I strongly doubt that this is correct. The IRS is generally not quite stupid enough to let people get around gift taxes merely by setting up a joint bank account.

Now, I would easily believe that the actual amount of money put into the joint account by your mother and then taken by your brother was small enough that gift taxes did not apply. But I really, really wouldn’t count on being able to claim that “it wasn’t a gift; I just deposited it into a joint account and then someone else withdrew it”

If the OP is in California, I’d ask if there was a trust. Everyone and his brother in California has a trust if you have any reasonable amount of assets. That makes everything different, depending on whether the accounts were in the name of the trust or the father.

Way back in a distant lifetime, I was an estates and trusts paralegal. Some things have changed since then, but the basics haven’t.

  1. Since the money in the account came from your Dad, it’s part of his estate for tax purposes. It’s not a gift. (Any money you withdrew from the account while he was alive would be a gift, but as RickG said, you’d have to get >$14K from him in a year to be taxable as a gift.)

  2. If he died in 2013, the first $5,250,000 of his assets are exempt from the Federal estate tax (FET for short). So as long as his total worth was under that amount, you won’t have to pay a penny of Federal tax on it. (I see AuntiePam has already checked to see if there are California inheritance taxes.) I’m not sure whether you’ll have to file a Form 706 (the Federal estate tax form) just to demonstrate zero tax liability; the lawyer can give you the straight story on this.

  3. Probate and the Federal estate tax go by very different sets of rules.
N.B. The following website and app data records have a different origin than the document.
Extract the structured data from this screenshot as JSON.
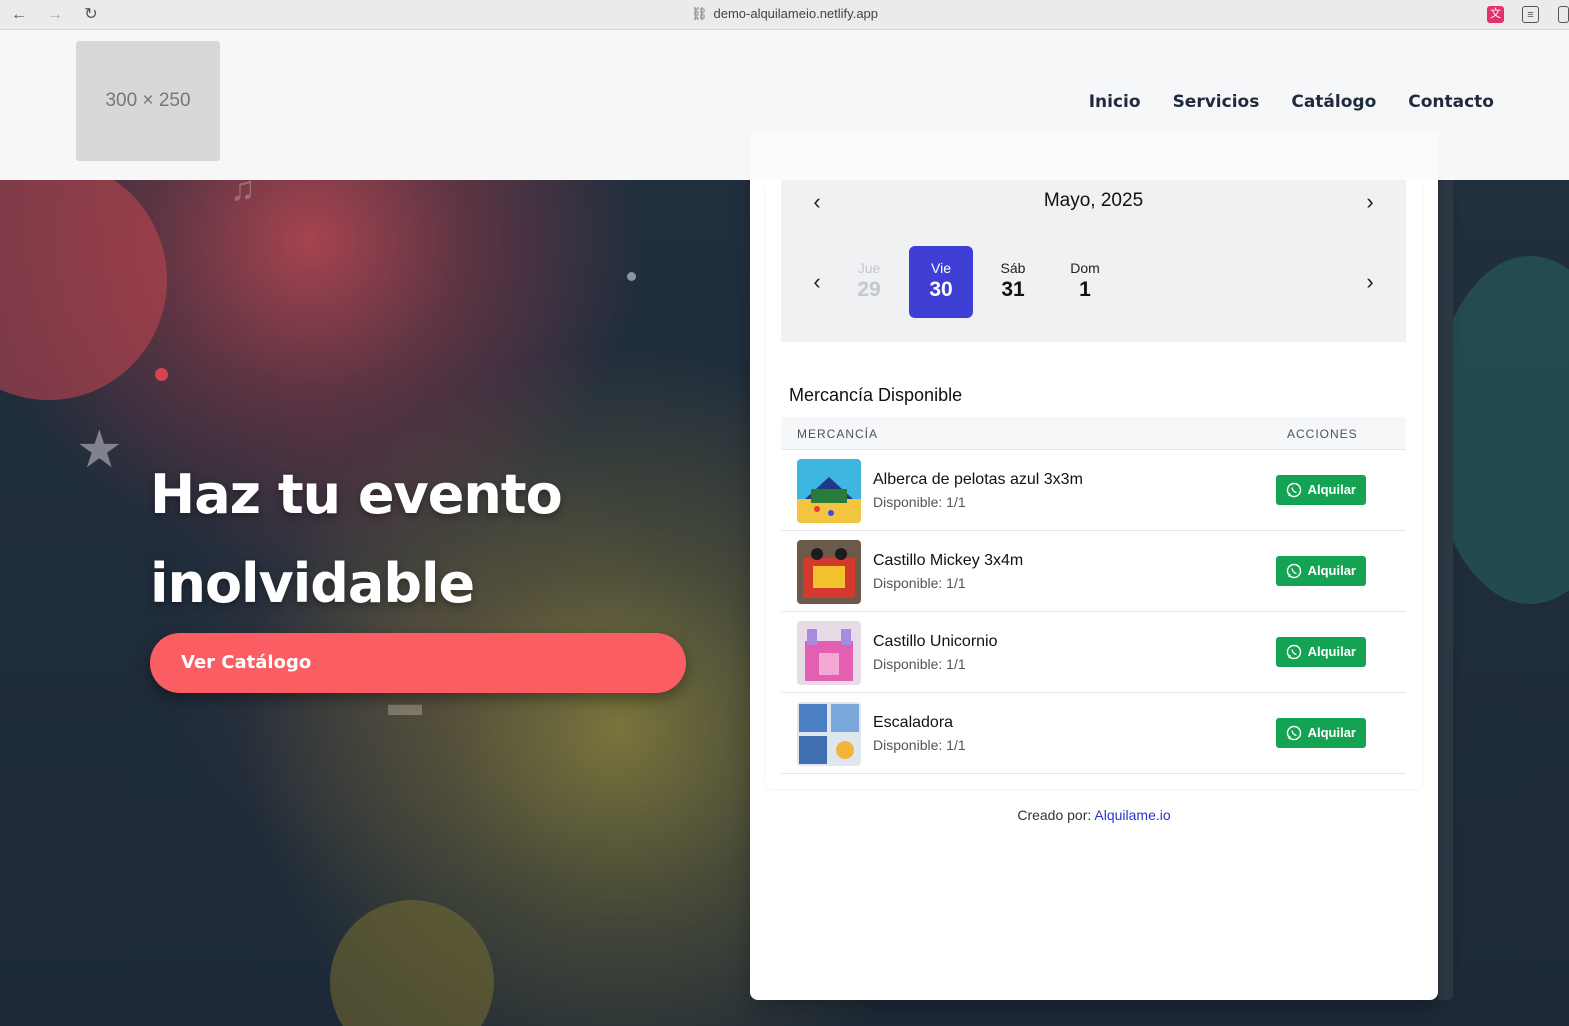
{
  "browser": {
    "url": "demo-alquilameio.netlify.app"
  },
  "header": {
    "logo_placeholder": "300 × 250",
    "nav": [
      "Inicio",
      "Servicios",
      "Catálogo",
      "Contacto"
    ]
  },
  "hero": {
    "title_line1": "Haz tu evento",
    "title_line2": "inolvidable",
    "cta_label": "Ver Catálogo"
  },
  "calendar": {
    "month_label": "Mayo, 2025",
    "days": [
      {
        "name": "Jue",
        "num": "29",
        "state": "muted"
      },
      {
        "name": "Vie",
        "num": "30",
        "state": "active"
      },
      {
        "name": "Sáb",
        "num": "31",
        "state": "normal"
      },
      {
        "name": "Dom",
        "num": "1",
        "state": "normal"
      }
    ]
  },
  "inventory": {
    "section_title": "Mercancía Disponible",
    "col_item": "MERCANCÍA",
    "col_actions": "ACCIONES",
    "rows": [
      {
        "name": "Alberca de pelotas azul 3x3m",
        "availability": "Disponible: 1/1",
        "action": "Alquilar"
      },
      {
        "name": "Castillo Mickey 3x4m",
        "availability": "Disponible: 1/1",
        "action": "Alquilar"
      },
      {
        "name": "Castillo Unicornio",
        "availability": "Disponible: 1/1",
        "action": "Alquilar"
      },
      {
        "name": "Escaladora",
        "availability": "Disponible: 1/1",
        "action": "Alquilar"
      }
    ]
  },
  "footer": {
    "created_by": "Creado por:",
    "brand": "Alquilame.io"
  },
  "colors": {
    "accent_active_day": "#3f3fd6",
    "cta": "#fb5e62",
    "whatsapp_button": "#13a352",
    "link": "#2d35c9"
  }
}
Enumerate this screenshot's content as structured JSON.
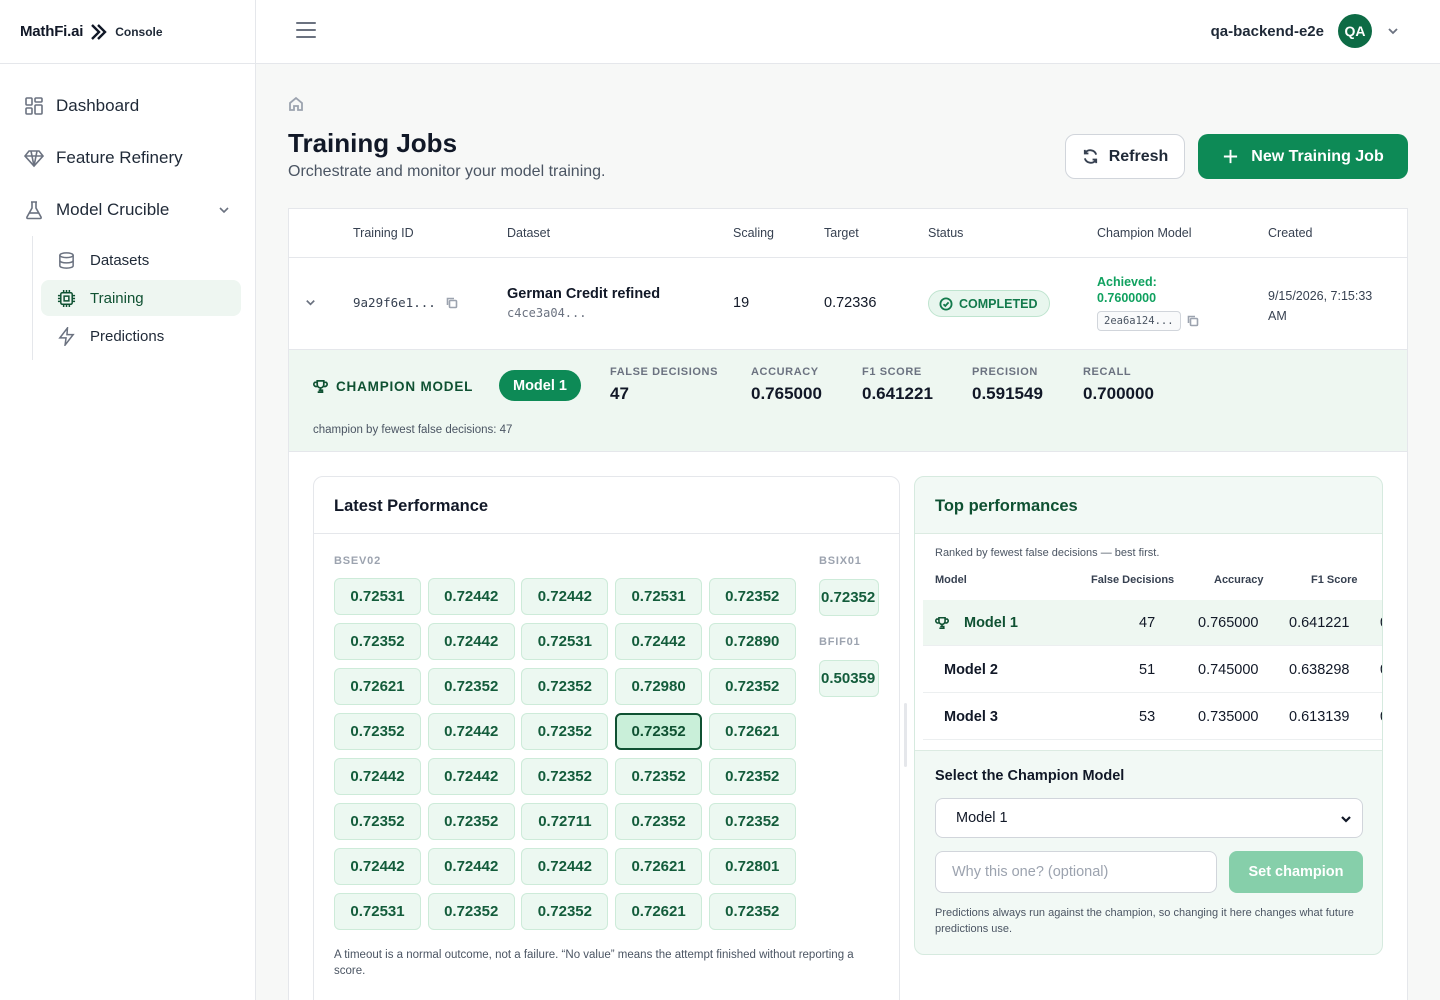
{
  "brand": {
    "name": "MathFi.ai",
    "suffix": "Console"
  },
  "sidebar": {
    "items": [
      {
        "label": "Dashboard"
      },
      {
        "label": "Feature Refinery"
      },
      {
        "label": "Model Crucible"
      }
    ],
    "sub_items": [
      {
        "label": "Datasets"
      },
      {
        "label": "Training",
        "active": true
      },
      {
        "label": "Predictions"
      }
    ]
  },
  "topbar": {
    "user_name": "qa-backend-e2e",
    "avatar_initials": "QA"
  },
  "page": {
    "title": "Training Jobs",
    "subtitle": "Orchestrate and monitor your model training.",
    "refresh_label": "Refresh",
    "new_job_label": "New Training Job"
  },
  "table": {
    "headers": [
      "Training ID",
      "Dataset",
      "Scaling",
      "Target",
      "Status",
      "Champion Model",
      "Created"
    ],
    "row": {
      "training_id": "9a29f6e1...",
      "dataset_name": "German Credit refined",
      "dataset_hash": "c4ce3a04...",
      "scaling": "19",
      "target": "0.72336",
      "status": "COMPLETED",
      "achieved_label": "Achieved:",
      "achieved_value": "0.7600000",
      "champion_hash": "2ea6a124...",
      "created_line1": "9/15/2026, 7:15:33",
      "created_line2": "AM"
    }
  },
  "champion": {
    "label": "CHAMPION MODEL",
    "model": "Model 1",
    "metrics": [
      {
        "key": "FALSE DECISIONS",
        "value": "47"
      },
      {
        "key": "ACCURACY",
        "value": "0.765000"
      },
      {
        "key": "F1 SCORE",
        "value": "0.641221"
      },
      {
        "key": "PRECISION",
        "value": "0.591549"
      },
      {
        "key": "RECALL",
        "value": "0.700000"
      }
    ],
    "note": "champion by fewest false decisions: 47"
  },
  "latest_performance": {
    "title": "Latest Performance",
    "groups": [
      {
        "label": "BSEV02",
        "rows": [
          [
            "0.72531",
            "0.72442",
            "0.72442",
            "0.72531",
            "0.72352"
          ],
          [
            "0.72352",
            "0.72442",
            "0.72531",
            "0.72442",
            "0.72890"
          ],
          [
            "0.72621",
            "0.72352",
            "0.72352",
            "0.72980",
            "0.72352"
          ],
          [
            "0.72352",
            "0.72442",
            "0.72352",
            "0.72352",
            "0.72621"
          ],
          [
            "0.72442",
            "0.72442",
            "0.72352",
            "0.72352",
            "0.72352"
          ],
          [
            "0.72352",
            "0.72352",
            "0.72711",
            "0.72352",
            "0.72352"
          ],
          [
            "0.72442",
            "0.72442",
            "0.72442",
            "0.72621",
            "0.72801"
          ],
          [
            "0.72531",
            "0.72352",
            "0.72352",
            "0.72621",
            "0.72352"
          ]
        ],
        "selected": [
          3,
          3
        ]
      },
      {
        "label": "BSIX01",
        "values": [
          "0.72352"
        ]
      },
      {
        "label": "BFIF01",
        "values": [
          "0.50359"
        ]
      }
    ],
    "note": "A timeout is a normal outcome, not a failure. “No value” means the attempt finished without reporting a score."
  },
  "top_performances": {
    "title": "Top performances",
    "hint": "Ranked by fewest false decisions — best first.",
    "headers": [
      "Model",
      "False Decisions",
      "Accuracy",
      "F1 Score"
    ],
    "rows": [
      {
        "model": "Model 1",
        "false_decisions": "47",
        "accuracy": "0.765000",
        "f1": "0.641221",
        "champion": true
      },
      {
        "model": "Model 2",
        "false_decisions": "51",
        "accuracy": "0.745000",
        "f1": "0.638298"
      },
      {
        "model": "Model 3",
        "false_decisions": "53",
        "accuracy": "0.735000",
        "f1": "0.613139"
      }
    ],
    "select_label": "Select the Champion Model",
    "selected_model": "Model 1",
    "reason_placeholder": "Why this one? (optional)",
    "set_button": "Set champion",
    "note": "Predictions always run against the champion, so changing it here changes what future predictions use."
  },
  "colors": {
    "brand_green": "#0d8a56",
    "champion_bg": "#eef7f1",
    "tile_bg": "#ecf8f1"
  }
}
Don’t fret if something’s part of the estate for tax purposes, but isn’t part of the estate for probate purposes. Assets held jointly, and insurance policies with named beneficiaries, are the two main things that pass outside of probate, but they’re part of the estate for Federal tax purposes. (Mind you, that only matters if an estate is big enough to warrant a Federal tax, i.e. >$5,250,000.)

Yeah, this is what I’m wondering about. I mean, in the greater scheme of things it’s not a huge pile of money, but it’s definitely big enough that I wouldn’t think the IRS would just be willing to ignore it. I’m hoping that RickG is correct that it’ll just be deducted from the estate tax exclusion.
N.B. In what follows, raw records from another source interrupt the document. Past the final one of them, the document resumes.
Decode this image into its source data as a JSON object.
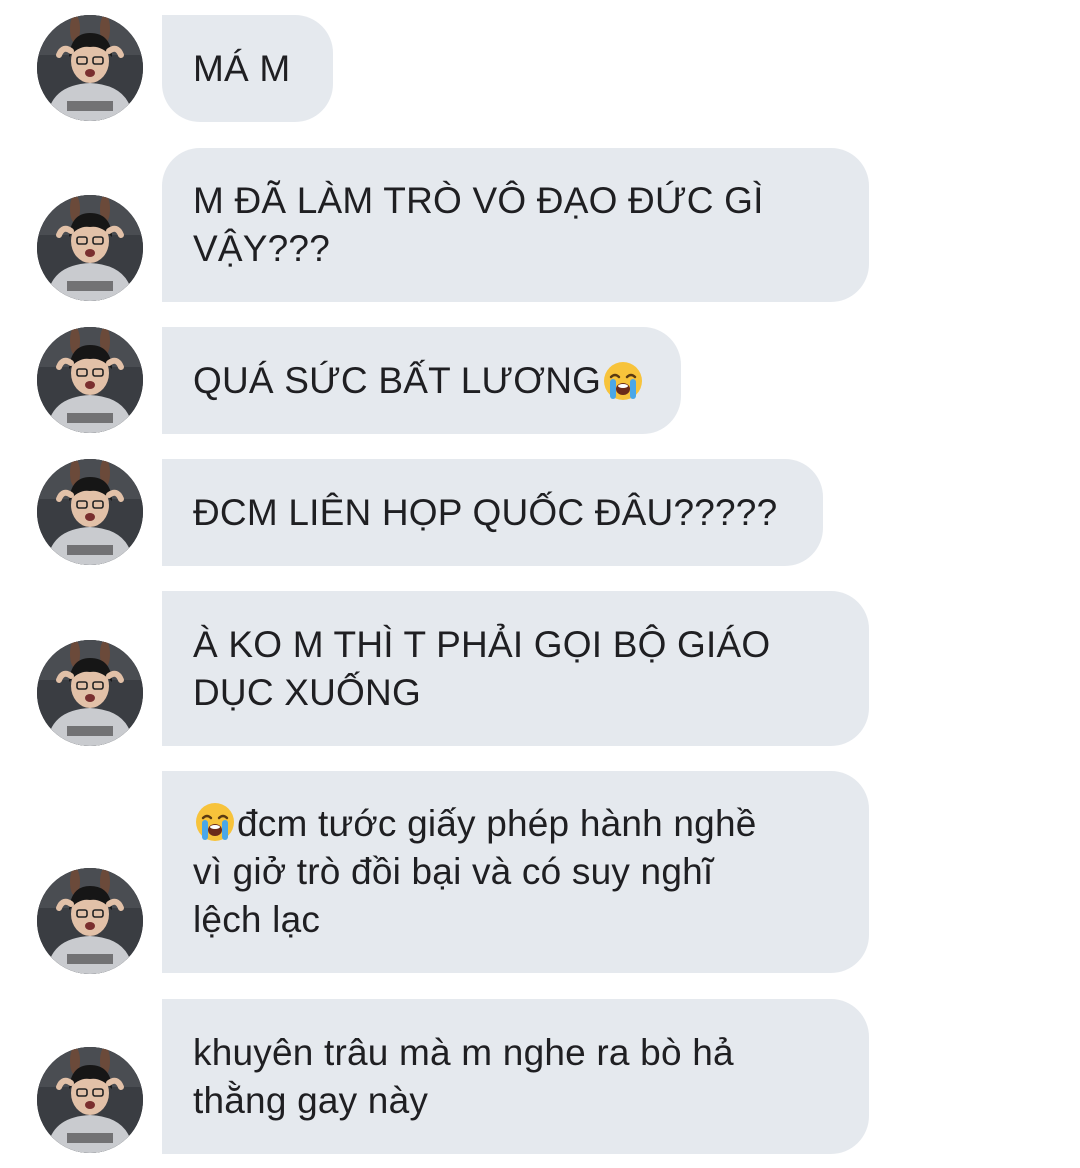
{
  "messages": [
    {
      "text": "MÁ M",
      "emoji_after": null,
      "emoji_before": null
    },
    {
      "text": "M ĐÃ LÀM TRÒ VÔ ĐẠO ĐỨC GÌ\nVẬY???",
      "emoji_after": null,
      "emoji_before": null
    },
    {
      "text": "QUÁ SỨC BẤT LƯƠNG",
      "emoji_after": "loudly-crying-face-emoji",
      "emoji_before": null
    },
    {
      "text": "ĐCM LIÊN HỌP QUỐC ĐÂU?????",
      "emoji_after": null,
      "emoji_before": null
    },
    {
      "text": "À KO M THÌ T PHẢI GỌI BỘ GIÁO\nDỤC XUỐNG",
      "emoji_after": null,
      "emoji_before": null
    },
    {
      "text": "đcm tước giấy phép hành nghề\nvì giở trò đồi bại và có suy nghĩ\nlệch lạc",
      "emoji_after": null,
      "emoji_before": "loudly-crying-face-emoji"
    },
    {
      "text": "khuyên trâu mà m nghe ra bò hả\nthằng gay này",
      "emoji_after": null,
      "emoji_before": null
    }
  ],
  "colors": {
    "bubble_bg": "#e5e9ee",
    "text": "#1f1f22",
    "background": "#ffffff"
  },
  "sender_avatar": "avatar-icon"
}
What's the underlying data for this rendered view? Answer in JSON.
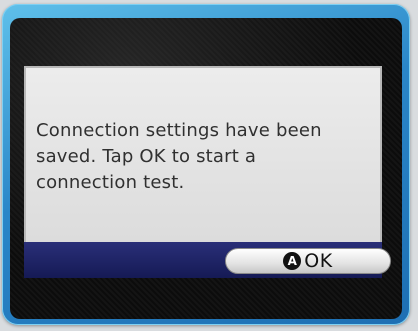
{
  "dialog": {
    "message": "Connection settings have been\nsaved. Tap OK to start a\nconnection test."
  },
  "ok_button": {
    "icon_letter": "A",
    "label": "OK"
  },
  "colors": {
    "frame": "#2a86c8",
    "bottom_bar": "#1f246a",
    "dialog_bg": "#e6e6e6"
  }
}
Actually, it kind of is. The IRS hopes that people will be deterred from avoiding taxes by giving money to other people on the basis that you can’t really trust anyone with money - which is why as a general rule, people usually don’t just hand over all their stuff to other people no matter the tax benefits. As a named account holder, the OP could have withdrawn everything from the account at any time, fucking his dad, had he wanted to.

Having said all that, I strongly suspect the accounts would be subject to gift tax (if over the gift tax exclusion.)
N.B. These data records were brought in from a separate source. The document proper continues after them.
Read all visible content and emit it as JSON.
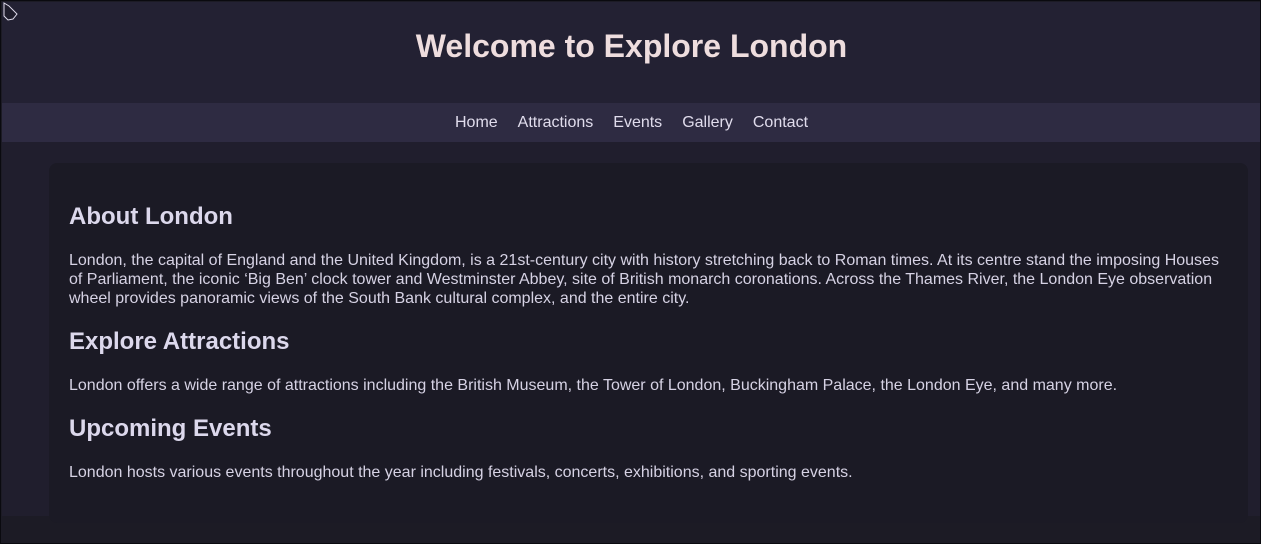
{
  "header": {
    "title": "Welcome to Explore London"
  },
  "nav": {
    "items": [
      "Home",
      "Attractions",
      "Events",
      "Gallery",
      "Contact"
    ]
  },
  "sections": [
    {
      "heading": "About London",
      "text": "London, the capital of England and the United Kingdom, is a 21st-century city with history stretching back to Roman times. At its centre stand the imposing Houses of Parliament, the iconic ‘Big Ben’ clock tower and Westminster Abbey, site of British monarch coronations. Across the Thames River, the London Eye observation wheel provides panoramic views of the South Bank cultural complex, and the entire city."
    },
    {
      "heading": "Explore Attractions",
      "text": "London offers a wide range of attractions including the British Museum, the Tower of London, Buckingham Palace, the London Eye, and many more."
    },
    {
      "heading": "Upcoming Events",
      "text": "London hosts various events throughout the year including festivals, concerts, exhibitions, and sporting events."
    }
  ]
}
I didn’t withdraw any while he was alive, because it wasn’t (in my mind) my account. He only put it in my name so in case anything happened to him, I’d have access. I didn’t even know how much was in it until shortly before he died, when he reminded me it existed.

Yeah, I plan to ask all these questions during the meeting. And there’s no way that the estate will be in any danger of taxes, if that’s the cutoff. The whole thing added together, even if everything sells for a more than anticipated, would only be a tiny percentage of that number.

Gotcha, thanks!

Aren’t there restrictions to access to an estate’s assets after the death of the estate owner? When my father moved to California his initial estate plan was for me to take all the money out before anyone noticed. Happily, he and my mother took estate planning classes and set up a trust, and so everything was in good shape.

I don’t know if joint accounts are included in these restrictions. I believe safety deposit boxes are.

Yes, but the joint account isn’t an estate asset because it has an automatic right of survivorship.

In that case, you won’t have a thing to worry about with respect to Federal estate tax or gift tax. Obviously, confirm this with the lawyer, since from your POV I’m just Some Guy Out There On The Internet, but you’re good.

You’re welcome!